- **REQUIRED WORK**:
Go through the listing and copy each line that has the string "title" in it.
*** MATERIAL PROVIDED ***
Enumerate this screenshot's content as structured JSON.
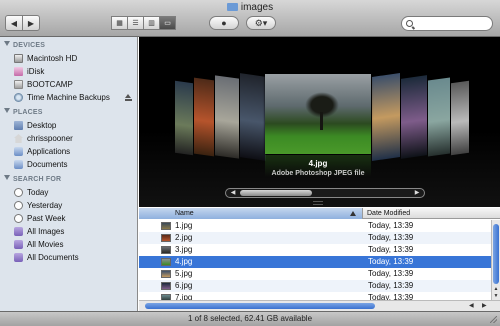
{
  "window": {
    "title": "images"
  },
  "toolbar": {
    "back_icon": "◀",
    "forward_icon": "▶",
    "view_icons": [
      "▦",
      "☰",
      "▥",
      "▭"
    ],
    "quicklook_icon": "●",
    "action_icon": "⚙▾",
    "search_placeholder": ""
  },
  "sidebar": {
    "devices": {
      "title": "DEVICES",
      "items": [
        {
          "label": "Macintosh HD",
          "icon": "hard-drive-icon"
        },
        {
          "label": "iDisk",
          "icon": "idisk-icon"
        },
        {
          "label": "BOOTCAMP",
          "icon": "volume-icon"
        },
        {
          "label": "Time Machine Backups",
          "icon": "time-machine-icon"
        }
      ]
    },
    "places": {
      "title": "PLACES",
      "items": [
        {
          "label": "Desktop",
          "icon": "desktop-icon"
        },
        {
          "label": "chrisspooner",
          "icon": "home-icon"
        },
        {
          "label": "Applications",
          "icon": "applications-icon"
        },
        {
          "label": "Documents",
          "icon": "documents-icon"
        }
      ]
    },
    "search_for": {
      "title": "SEARCH FOR",
      "items": [
        {
          "label": "Today",
          "icon": "clock-icon"
        },
        {
          "label": "Yesterday",
          "icon": "clock-icon"
        },
        {
          "label": "Past Week",
          "icon": "clock-icon"
        },
        {
          "label": "All Images",
          "icon": "smart-folder-icon"
        },
        {
          "label": "All Movies",
          "icon": "smart-folder-icon"
        },
        {
          "label": "All Documents",
          "icon": "smart-folder-icon"
        }
      ]
    }
  },
  "coverflow": {
    "selected_name": "4.jpg",
    "selected_kind": "Adobe Photoshop JPEG file"
  },
  "list": {
    "columns": {
      "name": "Name",
      "date": "Date Modified"
    },
    "rows": [
      {
        "name": "1.jpg",
        "date": "Today, 13:39",
        "selected": false
      },
      {
        "name": "2.jpg",
        "date": "Today, 13:39",
        "selected": false
      },
      {
        "name": "3.jpg",
        "date": "Today, 13:39",
        "selected": false
      },
      {
        "name": "4.jpg",
        "date": "Today, 13:39",
        "selected": true
      },
      {
        "name": "5.jpg",
        "date": "Today, 13:39",
        "selected": false
      },
      {
        "name": "6.jpg",
        "date": "Today, 13:39",
        "selected": false
      },
      {
        "name": "7.jpg",
        "date": "Today, 13:39",
        "selected": false
      }
    ]
  },
  "status": {
    "text": "1 of 8 selected, 62.41 GB available"
  },
  "colors": {
    "selection": "#3875d7",
    "sidebar_bg": "#dde4ec"
  }
}
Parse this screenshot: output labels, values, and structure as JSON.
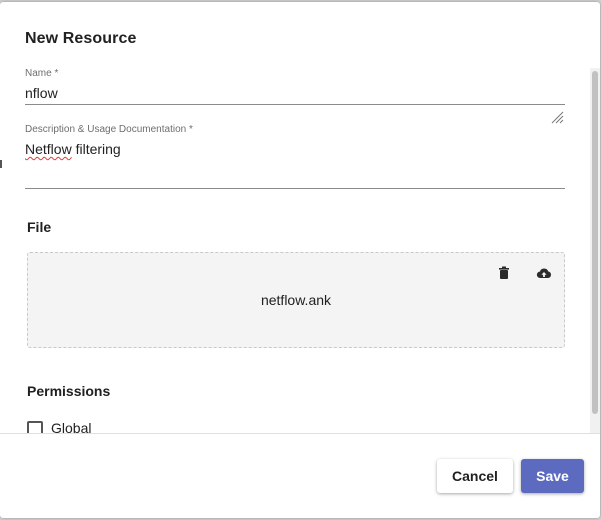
{
  "dialog": {
    "title": "New Resource"
  },
  "form": {
    "name": {
      "label": "Name *",
      "value": "nflow"
    },
    "description": {
      "label": "Description & Usage Documentation *",
      "value_misspelled": "Netflow",
      "value_rest": " filtering"
    }
  },
  "file_section": {
    "title": "File",
    "filename": "netflow.ank",
    "delete_icon": "trash-icon",
    "upload_icon": "cloud-upload-icon"
  },
  "permissions_section": {
    "title": "Permissions",
    "global_label": "Global",
    "global_checked": false
  },
  "footer": {
    "cancel_label": "Cancel",
    "save_label": "Save"
  },
  "colors": {
    "primary": "#5c6bc0",
    "dropzone_bg": "#f4f4f4"
  }
}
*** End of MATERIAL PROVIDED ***
- **ANSWER SECTION**:
    "title": "images"
      "title": "DEVICES",
      "title": "PLACES",
      "title": "SEARCH FOR",
    "title": "New Resource"
    "title": "File",
    "title": "Permissions",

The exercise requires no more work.